John Chambers, CEO of Cisco, just published a good blog entry about the
potential for change caused by universal connectivity, not just of our mobile
gadgets, but of pretty much everything. Much has been made of late of the
so-called “Internet of Things (IoT)”, to which Cisco is upping the scope
and going so far as to make a bold estimate that 99.4% of objects still
remain unconnected. This of course is great fodder for late night talk show
hosts. I’ll leave this softball to them, and focus instead on some of the
more interesting points in Chamber’s post and the accompanying white paper.
It strikes me that there might be more to Cisco’s Internet of Everything
(#I0E) neologism than just a vendor’s attempt to brand what still may be a
technology maverick. Internet of Everything sounds so much better than the
common alternative when you append Economy on the end, and th... (more)
Sometimes I wonder if anyone, in the entire history of computing, has every

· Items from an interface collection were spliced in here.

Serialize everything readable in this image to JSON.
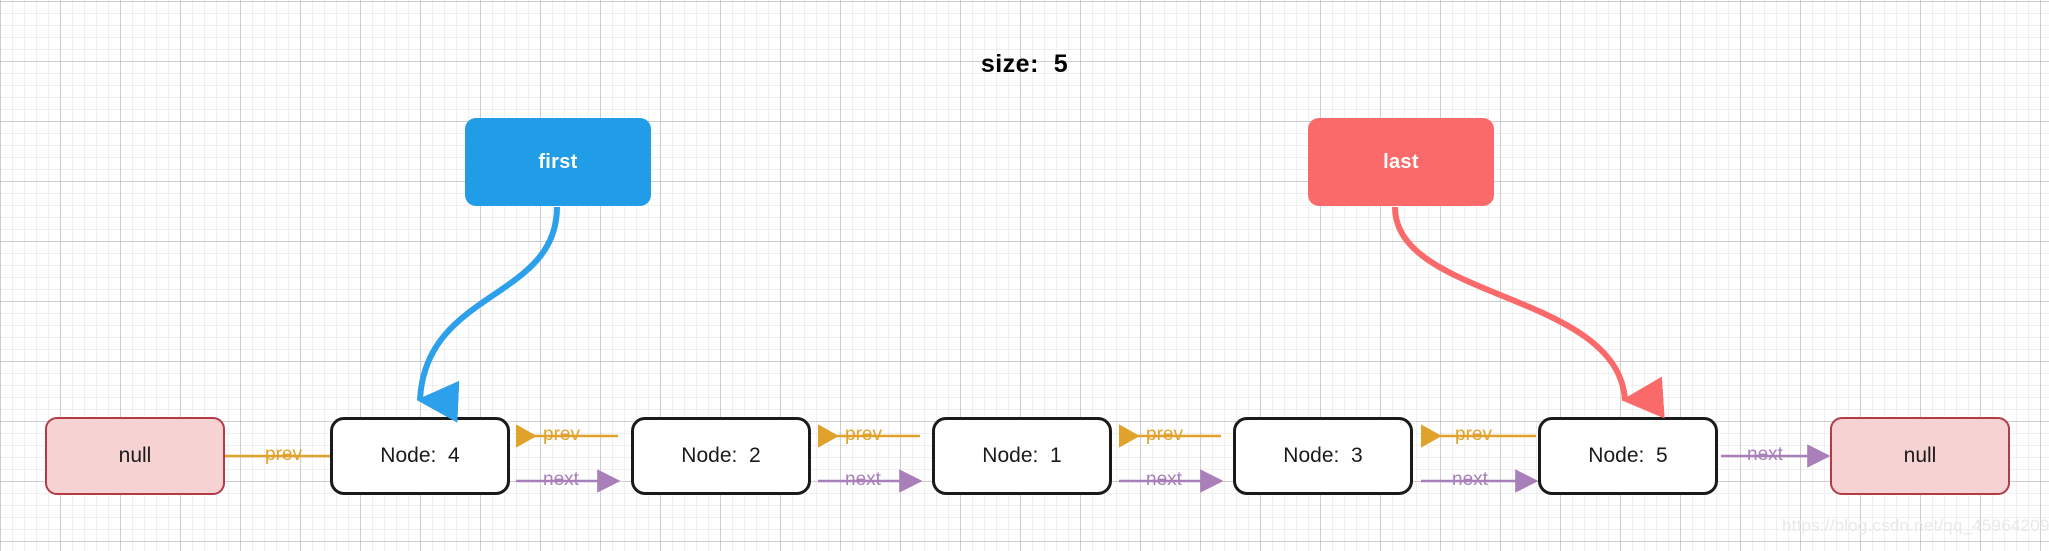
{
  "diagram": {
    "title": "size:  5",
    "watermark": "https://blog.csdn.net/qq_45964209",
    "colors": {
      "first_box": "#219DE8",
      "last_box": "#FB6A6A",
      "prev_arrow": "#E0A22A",
      "next_arrow": "#A87FB8",
      "node_border": "#1a1a1a",
      "null_fill": "#F6D3D2",
      "null_border": "#B23B48",
      "background": "#ffffff",
      "grid": "#CDCDCD"
    }
  },
  "pointers": [
    {
      "label": "first",
      "target": "Node:  4"
    },
    {
      "label": "last",
      "target": "Node:  5"
    }
  ],
  "nodes": [
    {
      "id": "null-left",
      "label": "null",
      "kind": "null"
    },
    {
      "id": "node-4",
      "label": "Node:  4",
      "kind": "node"
    },
    {
      "id": "node-2",
      "label": "Node:  2",
      "kind": "node"
    },
    {
      "id": "node-1",
      "label": "Node:  1",
      "kind": "node"
    },
    {
      "id": "node-3",
      "label": "Node:  3",
      "kind": "node"
    },
    {
      "id": "node-5",
      "label": "Node:  5",
      "kind": "node"
    },
    {
      "id": "null-right",
      "label": "null",
      "kind": "null"
    }
  ],
  "edges": [
    {
      "id": "e1",
      "label": "prev",
      "from": "node-4",
      "to": "null-left",
      "direction": "left",
      "kind": "prev"
    },
    {
      "id": "e2",
      "label": "prev",
      "from": "node-2",
      "to": "node-4",
      "direction": "left",
      "kind": "prev"
    },
    {
      "id": "e3",
      "label": "next",
      "from": "node-4",
      "to": "node-2",
      "direction": "right",
      "kind": "next"
    },
    {
      "id": "e4",
      "label": "prev",
      "from": "node-1",
      "to": "node-2",
      "direction": "left",
      "kind": "prev"
    },
    {
      "id": "e5",
      "label": "next",
      "from": "node-2",
      "to": "node-1",
      "direction": "right",
      "kind": "next"
    },
    {
      "id": "e6",
      "label": "prev",
      "from": "node-3",
      "to": "node-1",
      "direction": "left",
      "kind": "prev"
    },
    {
      "id": "e7",
      "label": "next",
      "from": "node-1",
      "to": "node-3",
      "direction": "right",
      "kind": "next"
    },
    {
      "id": "e8",
      "label": "prev",
      "from": "node-5",
      "to": "node-3",
      "direction": "left",
      "kind": "prev"
    },
    {
      "id": "e9",
      "label": "next",
      "from": "node-3",
      "to": "node-5",
      "direction": "right",
      "kind": "next"
    },
    {
      "id": "e10",
      "label": "next",
      "from": "node-5",
      "to": "null-right",
      "direction": "right",
      "kind": "next"
    }
  ]
}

bothered to read and consider the contents of a typical End User License
Agreement (EULA). Some Product Manager, I suppose (though truthfully, I’m
not even sure of this one).
The EULA, however, is important. It’s the foundation of an important
consent ceremony that ends with only one effective choice: pressing OK. This
much-maligned step in every software installation is the only real binding
between an end user and a provider of software. Out of this agreement emerges
a contract between these two partie... (more)
The Consumer Electronics Show (CES) 2013 is starting next week and cloud
computing is on the agenda. You can be sure that a technology has moved out
of the hype cycle and into everyday use when it shows up at a show like CES,
known more for the latest TVs and phones than computing infrastructure.
People don’t really need to talk about cloud any more; it’s just there,
and we are using it.
Of course there will always be a place for a little more talk, and I’ll be
doing some of this myself as part of the CES panel “Privacy and Security
in the Cloud”. This discussion takes place Mon... (more)
SOA in the Cloud
It’s that time when we look back on one year and forward to the next.
Over at the eBizQ forum Peter Schooff asked about SOA’s past and future:
What Developments in SOA Are You Most Thankful For This Year?
What Do You Think Will be the Biggest Trend or Development for SOA in 2010?
True story from the consulting trenches: the operations staff had left hours
ago, shaking their heads and reluctantly leaving the consultants to resolve a
problem with their code. It was well past midnight, in the middle of winter,
in a town many time zones from home. The project was late. Altogether, this
was an awkward situation that you probably know well.
The consultants - falling into that murky classification of not quite
outsider, nor regular employee - worked from hobbled accounts; the security
staff were pros and took their charge seriously. By 2:00 a.m., the group was